Anyway, that’s all history now. In the time I was failing to get responses from the major UK atheist groups to queries on topics that now interest me, I started to get them from other sources – better informed, less opportunistic, not interested in turning molehills into mountains as a way to create a job for life. It has been a positive alternative to the mean-minded porkies perpetuated by career atheists, so for the future that is where I spend my limited free time.

Lest we ….. oh, just forget it

Until the local paper ran a one page feature on it, I was totally unaware of yet another dire local “war remembrance” project. This one planted a sapling for every Manx recruit who died in World War One over a one acre site which – I suppose – will eventually become a small forest, dominated by a large, crude and inappropriate cross.

The cross carries the message “Lest we forget”, which is ironic. Most of the island didn’t even know the project was happening or what it entailed, and few will ever go there. Within a year or two, even the vets who might be interested will be dead, and then what?

It isn’t that we have forgotten about World War One – there are so many pointless, fact free, local heritage projects about it that we cannot. It is that anyone with the slightest real knowledge of the subject wants nothing to do with this maudlin drivel.

Inevitably, the project was opened with a prayer service, led by the island’s second most senior cleric to receive a public sector salary in return for providing no public service. He was accompanied by the Lieutenant Governor, the representative from local ex-services organisations who lobbied for the island to get a chance to play at weekend soldiers again and the politician who granted that wish – after lots of chances to drive a tank and other childish jollies laid on by the British Army.

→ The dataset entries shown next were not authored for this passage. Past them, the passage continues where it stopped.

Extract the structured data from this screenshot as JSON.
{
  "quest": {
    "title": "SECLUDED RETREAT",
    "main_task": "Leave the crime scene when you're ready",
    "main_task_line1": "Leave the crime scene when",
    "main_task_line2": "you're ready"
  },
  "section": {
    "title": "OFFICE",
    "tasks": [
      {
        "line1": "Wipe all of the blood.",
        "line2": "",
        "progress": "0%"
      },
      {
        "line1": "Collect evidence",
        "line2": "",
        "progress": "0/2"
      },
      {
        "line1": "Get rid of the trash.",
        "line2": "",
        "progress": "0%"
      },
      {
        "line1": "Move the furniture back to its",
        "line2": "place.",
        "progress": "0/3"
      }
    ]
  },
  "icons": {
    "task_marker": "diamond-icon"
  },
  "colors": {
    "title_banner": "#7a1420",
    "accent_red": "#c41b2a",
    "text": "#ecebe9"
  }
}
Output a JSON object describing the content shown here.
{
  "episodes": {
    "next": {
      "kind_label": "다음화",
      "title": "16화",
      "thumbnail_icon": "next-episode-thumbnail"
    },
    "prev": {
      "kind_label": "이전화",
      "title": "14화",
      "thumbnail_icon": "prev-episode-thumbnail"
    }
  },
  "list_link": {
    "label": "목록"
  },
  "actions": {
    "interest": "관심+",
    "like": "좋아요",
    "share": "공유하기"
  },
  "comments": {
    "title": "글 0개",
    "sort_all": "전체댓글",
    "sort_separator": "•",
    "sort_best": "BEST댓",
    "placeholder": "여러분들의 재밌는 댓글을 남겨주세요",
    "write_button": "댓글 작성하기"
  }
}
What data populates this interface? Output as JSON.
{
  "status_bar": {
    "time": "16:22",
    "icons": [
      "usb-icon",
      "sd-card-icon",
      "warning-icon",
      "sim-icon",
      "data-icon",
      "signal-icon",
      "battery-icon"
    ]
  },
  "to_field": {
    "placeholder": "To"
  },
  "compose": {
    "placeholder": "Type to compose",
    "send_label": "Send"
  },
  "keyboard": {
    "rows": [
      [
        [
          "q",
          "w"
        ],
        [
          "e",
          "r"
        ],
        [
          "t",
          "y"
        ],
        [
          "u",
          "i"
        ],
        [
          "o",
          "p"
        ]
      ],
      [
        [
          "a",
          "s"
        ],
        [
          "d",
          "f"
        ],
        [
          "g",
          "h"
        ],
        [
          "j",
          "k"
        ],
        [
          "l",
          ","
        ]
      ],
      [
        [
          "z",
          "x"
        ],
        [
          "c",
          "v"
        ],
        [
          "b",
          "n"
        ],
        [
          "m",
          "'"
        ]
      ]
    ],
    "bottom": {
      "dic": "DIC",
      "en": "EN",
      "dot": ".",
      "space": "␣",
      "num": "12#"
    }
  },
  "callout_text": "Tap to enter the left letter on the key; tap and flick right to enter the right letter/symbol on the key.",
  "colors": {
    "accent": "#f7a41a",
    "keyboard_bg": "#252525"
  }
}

Which is all a bit ironic. Because the reason so many Manxmen died needlessly in World War One is that they were sent there by the junta then ruling the island, whereby the Lieutenant Governor used the other Crown appointees of the time (the Bishop, the Vicar General and the Attorney General) to over-rule any opposition from elected politicians. Not that there was much of that, because even half of the politicians were too busy war profiteering.

For some odd reason, neither that, nor the 1917 poll tax strike by island landladies against rates set at levels based on full boarding houses (when there were neither guests nor male workers due to the war) have been mentioned in all these heritage stunts around WW1 themes. Which is even more ironic, as a book giving a contemporaneous account of such events, written by a man who was imprisoned for leading the strike, was republished by Manx Heritage just a few years ago and is freely available in the Manx Museum shop.

So what’s even more obscene than the tasteless cross (and the use of bogus history to excuse expensive 21st century soldier games) is that history we could all learn from was never mentioned, thanks to the very organisations we entrust to preserve our heritage and teach local history to new generations.